During that time, you can clean your shelving in the kitchen sink, using nothing more than washing liquid, warm water and a non scratch sponge. If your shelving is large, you might consider using your bath tub, again using warm soapy water.
Once you’ve finished with the shelving, again using your sponge, begin wiping down the inside of the fridge. Starting at the top, and working your way downwards the bottom.
As a quick tip – you might want to consider wiping the inside of your fridge with a paper towel dosed in a small amount of vanilla essence. It wont leave any streaks or stains but it will leave a pleasant fresh smell.
When returning foods to the fridge, ensure that you give bottles, jars and anything else a quick wipe over before placing them back in.
5. Cleaning your dishwasher
Dishwashers are often one of the most neglected appliances within the kitchen. Unlike fridges or ovens that are cleaned at least once in a while, dishwashers are often overlooked as many people believe that they’re actually self cleaning.

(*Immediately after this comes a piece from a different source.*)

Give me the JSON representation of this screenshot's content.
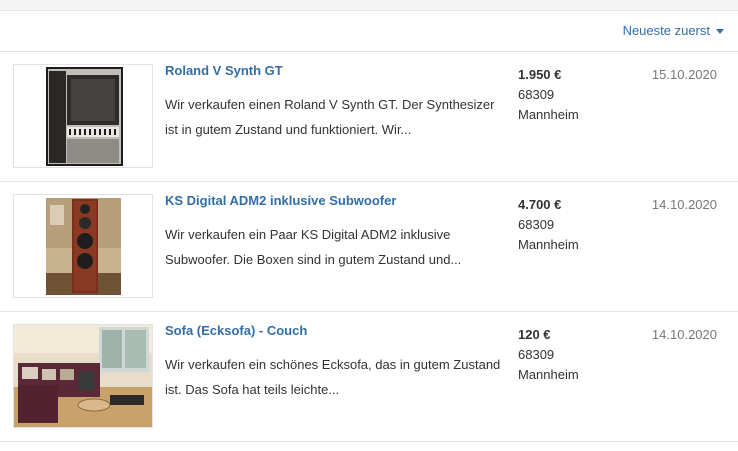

Whilst this might seem like it makes sense, in that you fill the dishwasher, you add the powder, and the machine not only cleans the dishes but itself, right?
Well, this isn’t exactly true, as over time, grime and gunk can build up and accumulate not only within the filters but also within the dishwasher itself.
Of course once this happens, your dishwasher will begin to give off less than pleasant odours and smells.
To clean your dishwasher, all you need are 2 simple ingredients.
- Baking soda;
- White vinegar.
The first thing you’ll want to do is ensure the dishwasher is completely empty.
Remove the filter, along with the filter tray and soak them in warm soapy water. In the kitchen sink is usually fine for this. Be sure not to damage the filter in any way as most are quite delicate and expensive to replace.
Take one cup of vinegar and simply pour it into the dishwasher. Select the deep cleaning cycle and run the dishwasher as normal.
The vinegar will break down any buildup and deodorize the inside of the machine. For additional deodorizing, sprinkle a cup of baking soda within the dishwasher and leave it sit overnight. In the morning, run a normal empty cycle. You’ll be surprised at just how fresh and clean your dishwasher will smell.